Jermaine Thomas, II
Social Media Is Our Television
While reflecting on the passing of Civil Rights Icon, Rep. John Lewis. I began to draw connections between the Civil Rights Movement of the 1960s to our Civil Rights Movement of present-day, also known as the Black Lives Matter (BLM) Movement.
Due to my area of study during undergrad, my mind almost immediately begins to ponder on the ways in which media impacts our daily lives. With the help of the Afternoon Agency’s podcast around Mental Health in minoritized communities and the impact of social media in that conversation, I realized that social media is our television. Not only is it where Gen Z goes for entertainment, but it’s also where we get our news, a useful communication tool, and can also serve as an escape from the rigors of daily life. To me, that sounds a lot like television during the 1960s.
Looking at the issues of police brutality and horrific abuse of power, social media has been a reliable tool to spread information and visuals of the abusive nature that police officers perpetuate around the country, and even the world.
When these images take over our phone screens as we scroll, we can’t look away. In 1963, when all three major news channels were reporting on the happenings of Bloody Sunday in Selma, America could not look away. As a black, gay man who has never had the privilege to look away, these are the images I see basically every day. Black and brown people are fighting day in and day out to live the equitable life they deserve and in the fight for that right to live, they are tear-gassed, arrested, and thrown into unmarked vehicles while being labeled terrorists and criminals.
It seems that this fight is never-ending. Back then, the end goal of the marches in Selma was to get Black Americans registered to vote. Voting is a simple liberty that so many people have now begun to take for granted. Now, Black Americans are marching for our lives. Lives that are being taken away by police officers specifically about 2x higher than the rate of white lives.

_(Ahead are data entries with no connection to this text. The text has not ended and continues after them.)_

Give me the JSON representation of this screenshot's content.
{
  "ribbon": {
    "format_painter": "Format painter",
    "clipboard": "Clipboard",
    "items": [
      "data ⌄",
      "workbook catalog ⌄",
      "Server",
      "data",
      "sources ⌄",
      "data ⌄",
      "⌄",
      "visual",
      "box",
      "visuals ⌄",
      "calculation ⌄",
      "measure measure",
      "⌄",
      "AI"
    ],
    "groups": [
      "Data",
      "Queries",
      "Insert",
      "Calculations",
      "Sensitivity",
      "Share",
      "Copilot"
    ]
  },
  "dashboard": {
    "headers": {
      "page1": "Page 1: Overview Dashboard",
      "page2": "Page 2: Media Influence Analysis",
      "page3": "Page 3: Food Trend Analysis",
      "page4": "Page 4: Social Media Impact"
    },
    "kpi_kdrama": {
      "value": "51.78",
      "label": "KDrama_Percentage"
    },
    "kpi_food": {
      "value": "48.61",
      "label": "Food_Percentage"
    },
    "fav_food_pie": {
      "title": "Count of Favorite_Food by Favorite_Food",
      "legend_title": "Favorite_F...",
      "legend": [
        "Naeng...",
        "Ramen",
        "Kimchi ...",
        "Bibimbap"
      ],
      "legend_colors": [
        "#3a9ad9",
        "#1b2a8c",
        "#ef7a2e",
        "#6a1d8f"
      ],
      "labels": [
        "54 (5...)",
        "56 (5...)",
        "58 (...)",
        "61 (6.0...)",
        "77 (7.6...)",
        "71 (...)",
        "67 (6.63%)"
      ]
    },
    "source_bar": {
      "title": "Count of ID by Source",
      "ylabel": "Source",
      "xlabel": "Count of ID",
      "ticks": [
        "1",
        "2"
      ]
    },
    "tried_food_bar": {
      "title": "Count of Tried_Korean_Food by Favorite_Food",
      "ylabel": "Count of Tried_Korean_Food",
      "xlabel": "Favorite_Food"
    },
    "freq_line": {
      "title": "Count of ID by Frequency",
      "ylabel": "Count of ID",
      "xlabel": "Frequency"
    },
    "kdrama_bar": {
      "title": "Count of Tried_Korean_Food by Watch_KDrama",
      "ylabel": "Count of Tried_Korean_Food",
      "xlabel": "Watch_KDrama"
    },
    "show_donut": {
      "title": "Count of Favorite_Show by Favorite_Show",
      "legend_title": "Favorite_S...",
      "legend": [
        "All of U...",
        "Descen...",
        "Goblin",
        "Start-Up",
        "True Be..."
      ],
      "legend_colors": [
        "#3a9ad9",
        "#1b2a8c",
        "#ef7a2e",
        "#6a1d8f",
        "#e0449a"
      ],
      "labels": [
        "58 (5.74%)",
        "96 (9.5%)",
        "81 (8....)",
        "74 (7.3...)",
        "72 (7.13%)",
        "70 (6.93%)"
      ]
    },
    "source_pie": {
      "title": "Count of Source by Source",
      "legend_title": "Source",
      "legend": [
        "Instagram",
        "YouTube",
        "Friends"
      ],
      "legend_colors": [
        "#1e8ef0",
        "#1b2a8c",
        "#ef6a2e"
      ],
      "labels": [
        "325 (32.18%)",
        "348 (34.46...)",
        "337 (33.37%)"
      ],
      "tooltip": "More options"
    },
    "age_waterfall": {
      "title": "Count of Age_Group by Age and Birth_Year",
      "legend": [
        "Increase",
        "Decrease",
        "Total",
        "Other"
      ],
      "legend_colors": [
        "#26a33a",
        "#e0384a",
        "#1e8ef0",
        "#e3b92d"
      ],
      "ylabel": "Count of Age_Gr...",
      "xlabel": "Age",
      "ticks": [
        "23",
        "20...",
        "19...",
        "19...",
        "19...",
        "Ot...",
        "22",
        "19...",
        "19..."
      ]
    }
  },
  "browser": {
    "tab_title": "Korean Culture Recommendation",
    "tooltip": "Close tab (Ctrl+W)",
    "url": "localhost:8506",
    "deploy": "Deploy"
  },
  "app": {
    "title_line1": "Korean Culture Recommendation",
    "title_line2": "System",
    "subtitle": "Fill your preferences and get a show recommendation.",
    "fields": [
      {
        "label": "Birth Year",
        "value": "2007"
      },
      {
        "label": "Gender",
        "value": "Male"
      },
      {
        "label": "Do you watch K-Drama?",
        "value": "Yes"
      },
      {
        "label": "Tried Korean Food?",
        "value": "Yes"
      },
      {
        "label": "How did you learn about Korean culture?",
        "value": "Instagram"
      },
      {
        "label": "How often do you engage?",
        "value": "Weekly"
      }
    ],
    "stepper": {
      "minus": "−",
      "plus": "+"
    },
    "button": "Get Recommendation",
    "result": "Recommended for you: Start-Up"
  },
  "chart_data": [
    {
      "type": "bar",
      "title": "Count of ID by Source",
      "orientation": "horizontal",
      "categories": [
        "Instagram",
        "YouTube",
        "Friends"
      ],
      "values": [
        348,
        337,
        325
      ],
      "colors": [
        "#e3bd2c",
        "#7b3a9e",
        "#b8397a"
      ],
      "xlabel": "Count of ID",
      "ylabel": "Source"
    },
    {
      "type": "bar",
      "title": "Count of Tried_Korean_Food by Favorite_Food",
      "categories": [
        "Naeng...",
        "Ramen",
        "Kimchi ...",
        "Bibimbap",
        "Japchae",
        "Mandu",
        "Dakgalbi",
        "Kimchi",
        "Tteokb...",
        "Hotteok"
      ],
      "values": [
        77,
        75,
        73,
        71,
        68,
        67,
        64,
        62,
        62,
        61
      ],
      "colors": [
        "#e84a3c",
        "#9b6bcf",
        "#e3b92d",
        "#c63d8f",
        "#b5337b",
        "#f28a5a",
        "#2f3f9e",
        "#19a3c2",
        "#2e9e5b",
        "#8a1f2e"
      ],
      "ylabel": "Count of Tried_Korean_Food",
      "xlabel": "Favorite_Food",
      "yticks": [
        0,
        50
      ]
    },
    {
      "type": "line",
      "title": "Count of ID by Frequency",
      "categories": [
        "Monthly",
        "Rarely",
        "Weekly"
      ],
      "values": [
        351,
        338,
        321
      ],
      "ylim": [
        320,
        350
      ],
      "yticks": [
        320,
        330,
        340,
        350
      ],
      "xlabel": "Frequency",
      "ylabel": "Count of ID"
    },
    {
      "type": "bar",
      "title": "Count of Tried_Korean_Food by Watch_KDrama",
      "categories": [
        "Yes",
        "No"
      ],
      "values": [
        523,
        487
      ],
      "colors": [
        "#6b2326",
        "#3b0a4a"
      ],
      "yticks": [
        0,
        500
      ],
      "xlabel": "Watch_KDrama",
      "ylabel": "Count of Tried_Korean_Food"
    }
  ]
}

John Lewis spent the majority of his life fighting for the human rights of Black people in the United States. How much longer do BIPOC who call America home have to suffer day in and day out at the hands of white supremacy, racism, misogynoir, and a host of other systems and ideals deliberately built to bar us into second-rate citizenship. The time to fight is now. There is room for inclusion and equity in every space you are in. Now is the time to speak up and take up the space that is designated for you or give the space to someone whom space has been historically stolen from. There are 1,001 different ways to support a movement. Find yours.
Donate to the John Lewis Bridge Project here.
Photographer: Rick Diamond